The wheat crop isn't going to succeed or fail because a government research program on wheat is cut back. It'll fail more for the interference of government in creating an artificial market for corn-based ethanol than anything else.

The best thing to do is for government to stay out of these situations, and let the market decide what it is they want. We continue to bear the brunt of government limitation and interference, as the usual unintended consequences continue to rear their ugly head.

Friday, May 2, 2008

Commodities Mixed as U.S. Dollar Strengthens: Is Party Over?

Even though commodities increased some on Friday, the overall drop in prices during the week, especially with gold, silver, rice and wheat, has some investors starting to wonder if the party is over.

The U.S. dollar had a decent week, and that always takes its toll on commodities; especially from institutional investors.

Another factor influencing the downturn in some commodities has been the credit market may be showing some signs of regaining some of its health, and that has investors starting to be willing to assume more risk.

One sign institutional investors are leaving commodities is the pullback from gold ETFs.

"That's an indication that the credit market tightness is being alleviated," said Tom Pawlicki, commodities analyst with MF Global Research in Chicago. "At this point I think we're probably in the early stages of a weakening commodities market, a strengthening dollar and more risk appetite."

Gold is down from its all-time high of $1,038.60 an ounce it achieved on March 17 by 20 percent.

The drop in price of grain futures this week also seems to point to investors looking elsewhere, as wheat, rice and soybeans dropped in price. That's even with gains on Friday. Corn did lose 3.75 cents for July on Friday, dropping to $6.135 a bushel.

On the CBOT, rice futures increased by 31 cents to finish at $20.945 a hundred pounds.

Other precious metals making some gains were silver and copper, with copper rising by 12.60 cents to finish at $3.8205 a pound, while silver grew by 26 cents to end at $16.465 an ounce on the Nymex.

Is the commodities party over?

I don't think so. Demand for food will continue from China and India, problems in Chile with copper will probably continue, and investors are always one weakening of the U.S. dollar away from plowing their money back into the commodity market.

Concerning the end of the commodity bubble, Elaine Kub, a grain analyst in Omaha said, "I wouldn't say it's the end of the bubble.
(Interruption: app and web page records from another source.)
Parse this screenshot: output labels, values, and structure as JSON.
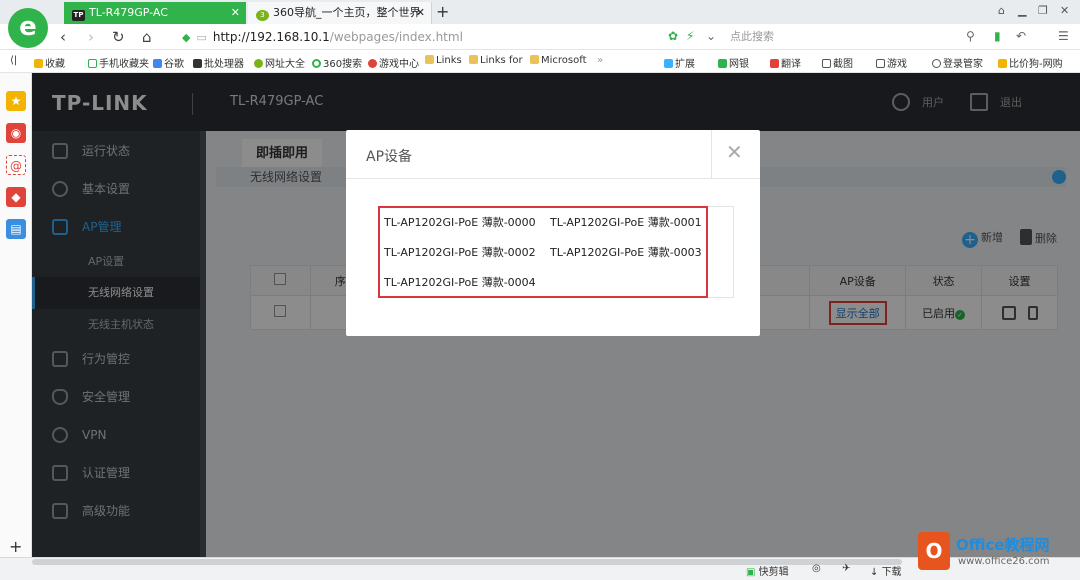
{
  "browser": {
    "tabs": [
      {
        "label": "TL-R479GP-AC",
        "icon": "TP"
      },
      {
        "label": "360导航_一个主页，整个世界",
        "icon": "3"
      }
    ],
    "new_tab": "+",
    "url_host": "http://192.168.10.1",
    "url_path": "/webpages/index.html",
    "search_placeholder": "点此搜索",
    "bookmarks": [
      "收藏",
      "手机收藏夹",
      "谷歌",
      "批处理器",
      "网址大全",
      "360搜索",
      "游戏中心",
      "Links",
      "Links for",
      "Microsoft"
    ],
    "right_tools": [
      "扩展",
      "网银",
      "翻译",
      "截图",
      "游戏",
      "登录管家",
      "比价狗-网购"
    ]
  },
  "app": {
    "brand": "TP-LINK",
    "model": "TL-R479GP-AC",
    "user_label": "用户",
    "logout_label": "退出",
    "menu": [
      {
        "label": "运行状态",
        "icon": "monitor-icon"
      },
      {
        "label": "基本设置",
        "icon": "gear-icon"
      },
      {
        "label": "AP管理",
        "icon": "antenna-icon"
      },
      {
        "label": "行为管控",
        "icon": "control-icon"
      },
      {
        "label": "安全管理",
        "icon": "shield-icon"
      },
      {
        "label": "VPN",
        "icon": "cloud-icon"
      },
      {
        "label": "认证管理",
        "icon": "auth-icon"
      },
      {
        "label": "高级功能",
        "icon": "grid-icon"
      }
    ],
    "submenu": [
      "AP设置",
      "无线网络设置",
      "无线主机状态"
    ],
    "content": {
      "tab": "即插即用",
      "breadcrumb": "无线网络设置",
      "add_label": "新增",
      "delete_label": "删除",
      "columns": [
        "序",
        "AP设备",
        "状态",
        "设置"
      ],
      "row": {
        "ap_device": "显示全部",
        "status": "已启用"
      }
    }
  },
  "modal": {
    "title": "AP设备",
    "items": [
      "TL-AP1202GI-PoE 薄款-0000",
      "TL-AP1202GI-PoE 薄款-0001",
      "TL-AP1202GI-PoE 薄款-0002",
      "TL-AP1202GI-PoE 薄款-0003",
      "TL-AP1202GI-PoE 薄款-0004"
    ]
  },
  "statusbar": {
    "items": [
      "快剪辑",
      "下载"
    ]
  },
  "watermark": {
    "title": "Office教程网",
    "url": "www.office26.com"
  },
  "colors": {
    "accent": "#2fb34a",
    "tplink_blue": "#3bb0ff",
    "highlight_red": "#d9363e"
  }
}
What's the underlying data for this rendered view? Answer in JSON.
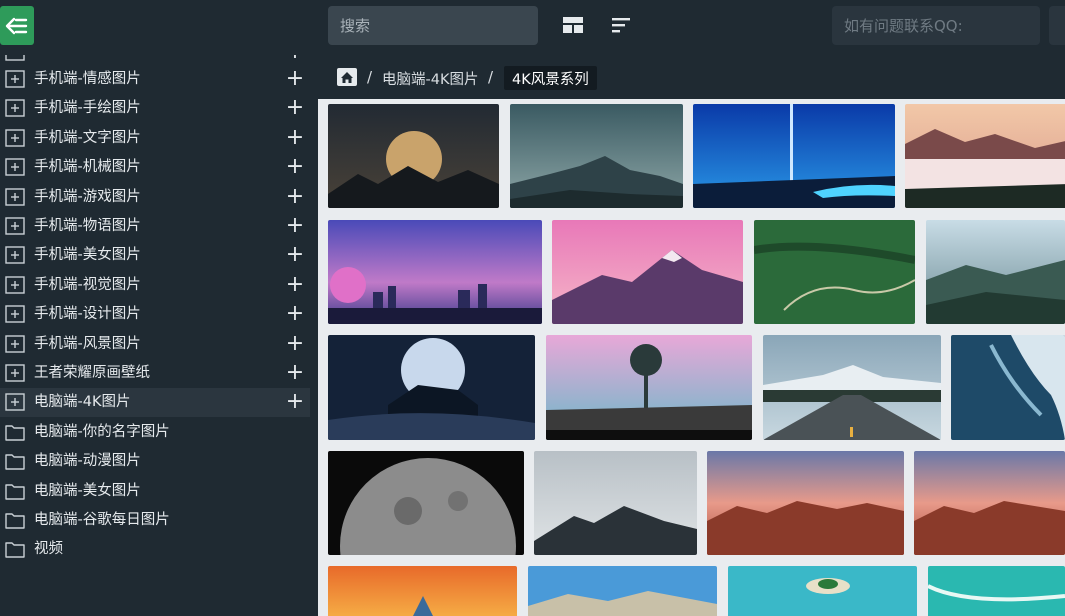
{
  "topbar": {
    "search_placeholder": "搜索",
    "qq_placeholder": "如有问题联系QQ:"
  },
  "sidebar": {
    "items": [
      {
        "label": "手机端-情感图片",
        "type": "expandable"
      },
      {
        "label": "手机端-手绘图片",
        "type": "expandable"
      },
      {
        "label": "手机端-文字图片",
        "type": "expandable"
      },
      {
        "label": "手机端-机械图片",
        "type": "expandable"
      },
      {
        "label": "手机端-游戏图片",
        "type": "expandable"
      },
      {
        "label": "手机端-物语图片",
        "type": "expandable"
      },
      {
        "label": "手机端-美女图片",
        "type": "expandable"
      },
      {
        "label": "手机端-视觉图片",
        "type": "expandable"
      },
      {
        "label": "手机端-设计图片",
        "type": "expandable"
      },
      {
        "label": "手机端-风景图片",
        "type": "expandable"
      },
      {
        "label": "王者荣耀原画壁纸",
        "type": "expandable"
      },
      {
        "label": "电脑端-4K图片",
        "type": "expandable",
        "active": true
      },
      {
        "label": "电脑端-你的名字图片",
        "type": "folder"
      },
      {
        "label": "电脑端-动漫图片",
        "type": "folder"
      },
      {
        "label": "电脑端-美女图片",
        "type": "folder"
      },
      {
        "label": "电脑端-谷歌每日图片",
        "type": "folder"
      },
      {
        "label": "视频",
        "type": "folder"
      }
    ]
  },
  "breadcrumb": {
    "parent": "电脑端-4K图片",
    "separator": "/",
    "current": "4K风景系列"
  },
  "colors": {
    "accent": "#2e9b5a",
    "sidebar_bg": "#1f2a32",
    "gallery_bg": "#e9ecef"
  },
  "gallery": {
    "thumbnails": [
      "moon-over-mountains",
      "misty-mountain-peak",
      "blue-light-beam-lake",
      "sunset-cloud-sea",
      "anime-city-night-sky",
      "pink-snowy-mountain",
      "green-terraced-fields",
      "misty-valley-sunrays",
      "giant-moon-cliff",
      "pink-fantasy-forest",
      "mountain-highway",
      "ocean-waves-aerial",
      "half-moon-closeup",
      "snow-mountain-clouds",
      "red-rock-mountains-sunset",
      "red-rock-mountains-sunset-2",
      "orange-sunset-sky",
      "mountain-range-blue-sky",
      "tropical-island-aerial",
      "turquoise-beach-waves"
    ]
  }
}
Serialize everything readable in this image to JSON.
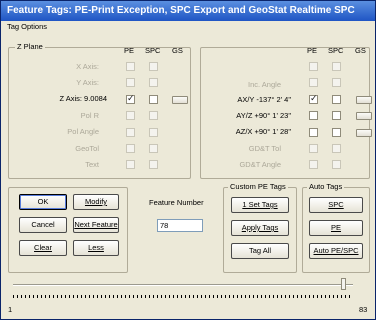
{
  "window": {
    "title": "Feature Tags: PE-Print Exception, SPC Export and GeoStat Realtime SPC"
  },
  "menu": {
    "tag_options": "Tag Options"
  },
  "left_panel": {
    "group_title": "Z Plane",
    "col_pe": "PE",
    "col_spc": "SPC",
    "col_gs": "GS",
    "rows": [
      {
        "label": "X Axis:"
      },
      {
        "label": "Y Axis:"
      },
      {
        "label": "Z Axis:  9.0084"
      },
      {
        "label": "Pol R"
      },
      {
        "label": "Pol Angle"
      },
      {
        "label": "GeoTol"
      },
      {
        "label": "Text"
      }
    ]
  },
  "right_panel": {
    "col_pe": "PE",
    "col_spc": "SPC",
    "col_gs": "GS",
    "rows": [
      {
        "label": ""
      },
      {
        "label": ""
      },
      {
        "label": "Inc. Angle"
      },
      {
        "label": "AX/Y  -137° 2' 4\""
      },
      {
        "label": "AY/Z  +90° 1' 23\""
      },
      {
        "label": "AZ/X  +90° 1' 28\""
      },
      {
        "label": "GD&T Tol"
      },
      {
        "label": "GD&T Angle"
      }
    ]
  },
  "buttons": {
    "ok": "OK",
    "modify": "Modify",
    "cancel": "Cancel",
    "next_feature": "Next Feature",
    "clear": "Clear",
    "less": "Less"
  },
  "feature_number": {
    "label": "Feature Number",
    "value": "78"
  },
  "custom_pe": {
    "title": "Custom PE Tags",
    "set_tags": "1 Set Tags",
    "apply_tags": "Apply Tags",
    "tag_all": "Tag All"
  },
  "auto_tags": {
    "title": "Auto Tags",
    "spc": "SPC",
    "pe": "PE",
    "auto_pe_spc": "Auto PE/SPC"
  },
  "slider": {
    "min": "1",
    "max": "83",
    "value_fraction": 0.98
  }
}
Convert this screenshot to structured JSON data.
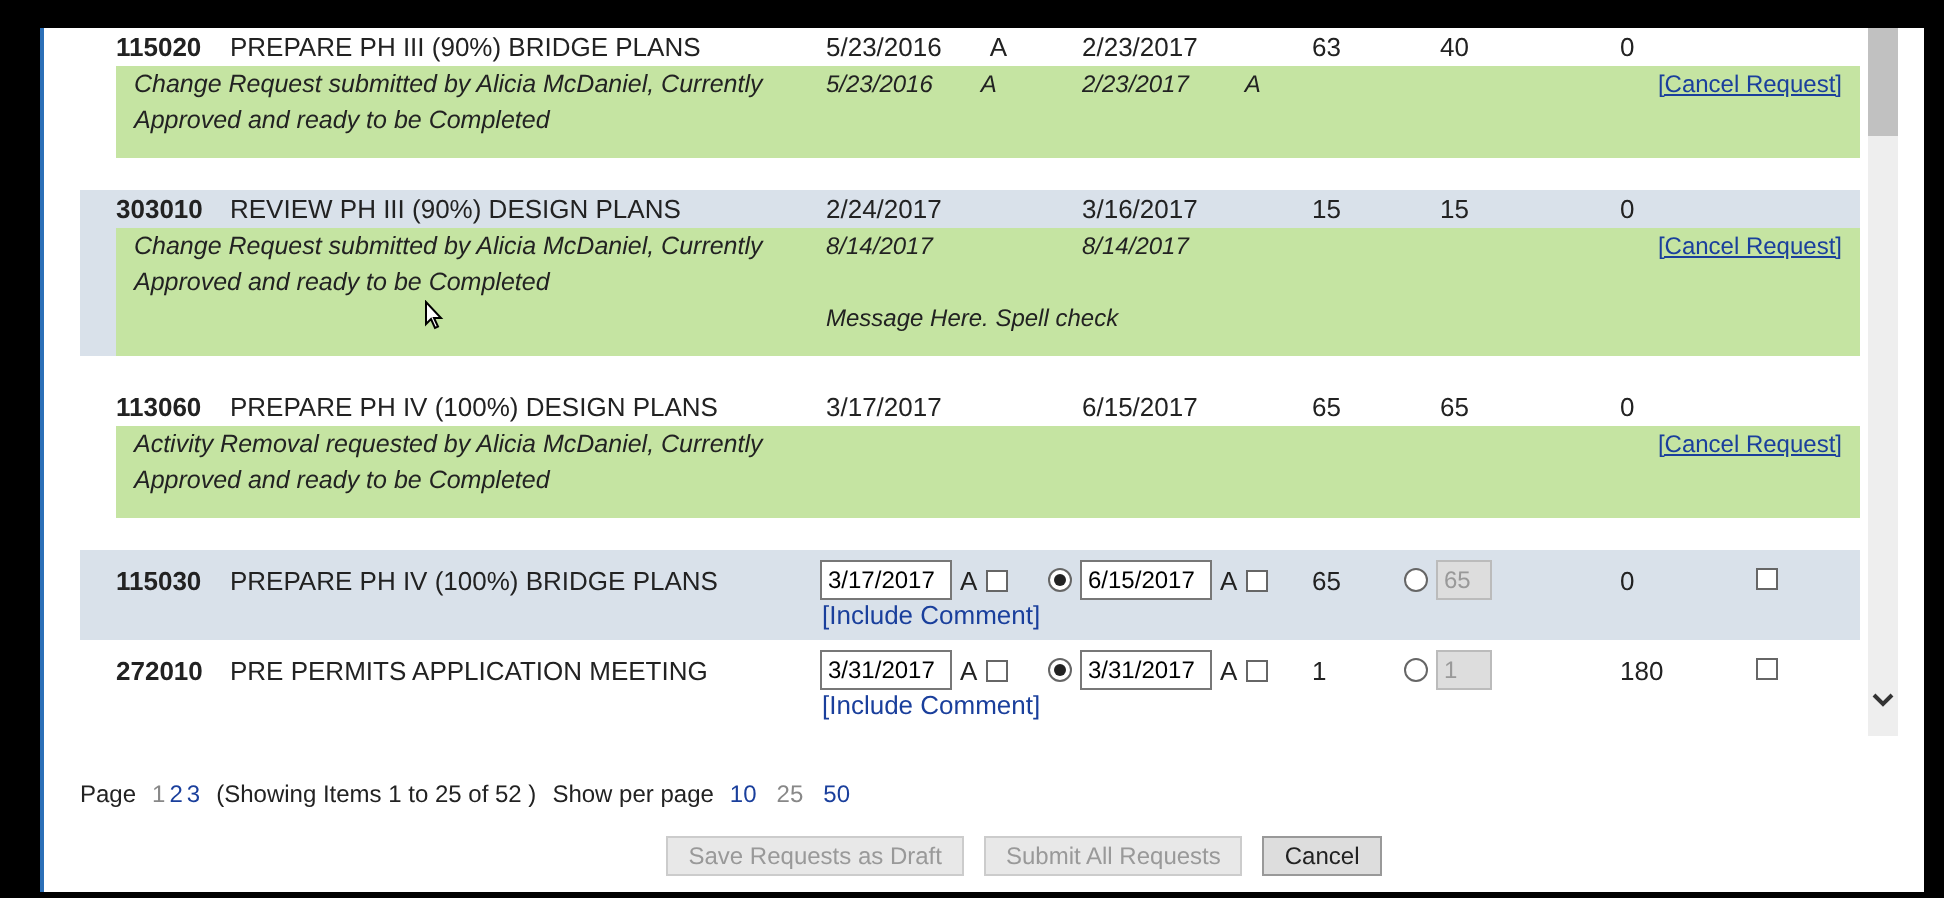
{
  "rows": [
    {
      "kind": "pending",
      "id": "115020",
      "name": "PREPARE PH III (90%) BRIDGE PLANS",
      "start": "5/23/2016",
      "start_flag": "A",
      "finish": "2/23/2017",
      "duration": "63",
      "col_6": "40",
      "col_7": "0",
      "request": {
        "note": "Change Request submitted by Alicia McDaniel, Currently Approved and ready to be Completed",
        "start": "5/23/2016",
        "start_flag": "A",
        "finish": "2/23/2017",
        "finish_flag": "A",
        "link": "[Cancel Request]"
      }
    },
    {
      "kind": "pending",
      "id": "303010",
      "name": "REVIEW PH III (90%) DESIGN PLANS",
      "start": "2/24/2017",
      "finish": "3/16/2017",
      "duration": "15",
      "col_6": "15",
      "col_7": "0",
      "request": {
        "note": "Change Request submitted by Alicia McDaniel, Currently Approved and ready to be Completed",
        "start": "8/14/2017",
        "finish": "8/14/2017",
        "message": "Message Here. Spell check",
        "link": "[Cancel Request]"
      }
    },
    {
      "kind": "pending",
      "id": "113060",
      "name": "PREPARE PH IV (100%) DESIGN PLANS",
      "start": "3/17/2017",
      "finish": "6/15/2017",
      "duration": "65",
      "col_6": "65",
      "col_7": "0",
      "request": {
        "note": "Activity Removal requested by Alicia McDaniel, Currently Approved and ready to be Completed",
        "link": "[Cancel Request]"
      }
    },
    {
      "kind": "editable",
      "id": "115030",
      "name": "PREPARE PH IV (100%) BRIDGE PLANS",
      "start": "3/17/2017",
      "start_flag": "A",
      "start_checked": false,
      "finish_selected": true,
      "finish": "6/15/2017",
      "finish_flag": "A",
      "finish_checked": false,
      "duration": "65",
      "col_6_selected": false,
      "col_6": "65",
      "col_7": "0",
      "checked": false,
      "comment_link": "[Include Comment]"
    },
    {
      "kind": "editable",
      "id": "272010",
      "name": "PRE PERMITS APPLICATION MEETING",
      "start": "3/31/2017",
      "start_flag": "A",
      "start_checked": false,
      "finish_selected": true,
      "finish": "3/31/2017",
      "finish_flag": "A",
      "finish_checked": false,
      "duration": "1",
      "col_6_selected": false,
      "col_6": "1",
      "col_7": "180",
      "checked": false,
      "comment_link": "[Include Comment]"
    }
  ],
  "pager": {
    "label": "Page",
    "pages": [
      {
        "label": "1",
        "selected": true
      },
      {
        "label": "2",
        "selected": false
      },
      {
        "label": "3",
        "selected": false
      }
    ],
    "summary": "(Showing Items 1 to 25 of 52 )",
    "per_page_label": "Show per page",
    "per_page": [
      {
        "label": "10",
        "selected": false
      },
      {
        "label": "25",
        "selected": true
      },
      {
        "label": "50",
        "selected": false
      }
    ]
  },
  "buttons": [
    {
      "label": "Save Requests as Draft",
      "disabled": true
    },
    {
      "label": "Submit All Requests",
      "disabled": true
    },
    {
      "label": "Cancel",
      "disabled": false
    }
  ]
}
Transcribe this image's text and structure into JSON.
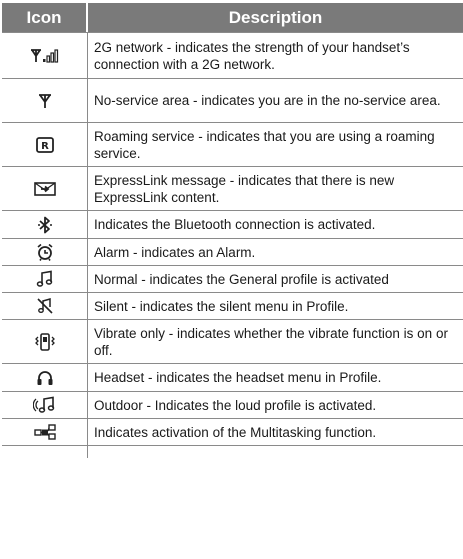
{
  "header": {
    "icon_col": "Icon",
    "desc_col": "Description"
  },
  "rows": [
    {
      "icon": "signal-strength-icon",
      "text": "2G network - indicates the strength of your handset’s connection with a 2G network."
    },
    {
      "icon": "antenna-icon",
      "text": "No-service area - indicates you are in the no-service area."
    },
    {
      "icon": "roaming-icon",
      "text": "Roaming service - indicates that you are using a roaming service."
    },
    {
      "icon": "expresslink-icon",
      "text": "ExpressLink message - indicates that there is new ExpressLink content."
    },
    {
      "icon": "bluetooth-icon",
      "text": "Indicates the Bluetooth connection is activated."
    },
    {
      "icon": "alarm-clock-icon",
      "text": "Alarm - indicates an Alarm."
    },
    {
      "icon": "music-note-icon",
      "text": "Normal - indicates the General profile is activated"
    },
    {
      "icon": "silent-icon",
      "text": "Silent - indicates the silent menu in Profile."
    },
    {
      "icon": "vibrate-icon",
      "text": "Vibrate only - indicates whether the vibrate function is on or off."
    },
    {
      "icon": "headset-icon",
      "text": "Headset - indicates the headset menu in Profile."
    },
    {
      "icon": "outdoor-icon",
      "text": "Outdoor - Indicates the loud profile is activated."
    },
    {
      "icon": "multitasking-icon",
      "text": "Indicates activation of the Multitasking function."
    }
  ]
}
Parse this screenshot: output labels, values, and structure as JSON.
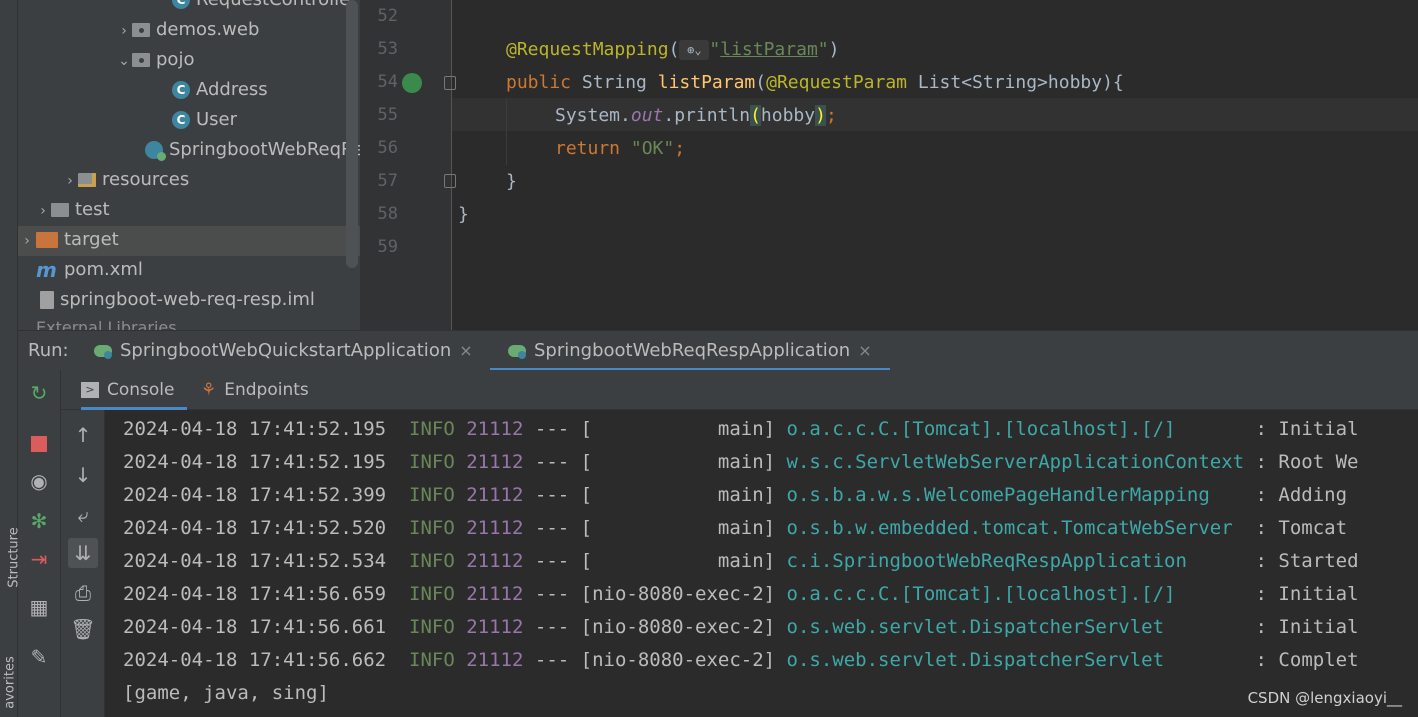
{
  "left_strip": {
    "structure": "Structure",
    "favorites": "avorites"
  },
  "project_tree": {
    "items": [
      {
        "label": "RequestControlle",
        "type": "class"
      },
      {
        "label": "demos.web",
        "type": "package"
      },
      {
        "label": "pojo",
        "type": "package"
      },
      {
        "label": "Address",
        "type": "class"
      },
      {
        "label": "User",
        "type": "class"
      },
      {
        "label": "SpringbootWebReqRe",
        "type": "spring-class"
      },
      {
        "label": "resources",
        "type": "resources-folder"
      },
      {
        "label": "test",
        "type": "folder"
      },
      {
        "label": "target",
        "type": "excluded-folder"
      },
      {
        "label": "pom.xml",
        "type": "maven-file"
      },
      {
        "label": "springboot-web-req-resp.iml",
        "type": "iml-file"
      }
    ],
    "partial": "External Libraries"
  },
  "editor": {
    "line_numbers": [
      "52",
      "53",
      "54",
      "55",
      "56",
      "57",
      "58",
      "59"
    ],
    "l53": {
      "ann": "@RequestMapping",
      "open": "(",
      "q1": "\"",
      "link": "listParam",
      "q2": "\"",
      "close": ")"
    },
    "l54": {
      "kw": "public",
      "type": " String ",
      "fn": "listParam",
      "open": "(",
      "ann": "@RequestParam",
      "rest": " List<String>hobby){"
    },
    "l55": {
      "a": "System.",
      "field": "out",
      "b": ".println",
      "open": "(",
      "arg": "hobby",
      "close": ")",
      "semi": ";"
    },
    "l56": {
      "kw": "return",
      "str": " \"OK\"",
      "semi": ";"
    },
    "l57": "}",
    "l58": "}"
  },
  "run": {
    "label": "Run:",
    "tabs": [
      "SpringbootWebQuickstartApplication",
      "SpringbootWebReqRespApplication"
    ],
    "close_glyph": "×"
  },
  "console_tabs": [
    "Console",
    "Endpoints"
  ],
  "log": [
    {
      "ts": "2024-04-18 17:41:52.195",
      "lvl": "INFO",
      "pid": "21112",
      "thread": "--- [           main]",
      "logger": "o.a.c.c.C.[Tomcat].[localhost].[/]",
      "msg": "       : Initial"
    },
    {
      "ts": "2024-04-18 17:41:52.195",
      "lvl": "INFO",
      "pid": "21112",
      "thread": "--- [           main]",
      "logger": "w.s.c.ServletWebServerApplicationContext",
      "msg": " : Root We"
    },
    {
      "ts": "2024-04-18 17:41:52.399",
      "lvl": "INFO",
      "pid": "21112",
      "thread": "--- [           main]",
      "logger": "o.s.b.a.w.s.WelcomePageHandlerMapping",
      "msg": "    : Adding"
    },
    {
      "ts": "2024-04-18 17:41:52.520",
      "lvl": "INFO",
      "pid": "21112",
      "thread": "--- [           main]",
      "logger": "o.s.b.w.embedded.tomcat.TomcatWebServer",
      "msg": "  : Tomcat"
    },
    {
      "ts": "2024-04-18 17:41:52.534",
      "lvl": "INFO",
      "pid": "21112",
      "thread": "--- [           main]",
      "logger": "c.i.SpringbootWebReqRespApplication",
      "msg": "      : Started"
    },
    {
      "ts": "2024-04-18 17:41:56.659",
      "lvl": "INFO",
      "pid": "21112",
      "thread": "--- [nio-8080-exec-2]",
      "logger": "o.a.c.c.C.[Tomcat].[localhost].[/]",
      "msg": "       : Initial"
    },
    {
      "ts": "2024-04-18 17:41:56.661",
      "lvl": "INFO",
      "pid": "21112",
      "thread": "--- [nio-8080-exec-2]",
      "logger": "o.s.web.servlet.DispatcherServlet",
      "msg": "        : Initial"
    },
    {
      "ts": "2024-04-18 17:41:56.662",
      "lvl": "INFO",
      "pid": "21112",
      "thread": "--- [nio-8080-exec-2]",
      "logger": "o.s.web.servlet.DispatcherServlet",
      "msg": "        : Complet"
    }
  ],
  "output_line": "[game, java, sing]",
  "watermark": "CSDN @lengxiaoyi__",
  "icons": {
    "rerun": "rerun-icon",
    "stop": "stop-icon",
    "camera": "camera-icon",
    "debug": "debug-icon",
    "exit": "exit-icon",
    "layout": "layout-icon",
    "pin": "pin-icon",
    "up": "up-arrow-icon",
    "down": "down-arrow-icon",
    "wrap": "soft-wrap-icon",
    "scroll": "scroll-to-end-icon",
    "print": "print-icon",
    "trash": "clear-icon"
  },
  "colors": {
    "keyword": "#cc7832",
    "annotation": "#bbb529",
    "string": "#6a8759",
    "function": "#ffc66d",
    "logger": "#3ea8a8",
    "pid": "#9876aa",
    "accent": "#4a88c7"
  }
}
We're talking about widespread global demand (for food). Just because the dollar is higher doesn't necessarily stop that growth."

My thought is it won't be as predictable as it has been, and it'll take a little more work to separate the chaff from the wheat. We'll probably see less institutional money in the market, but those that follow and understand commodities should have some good opportunities to make money for some time ahead.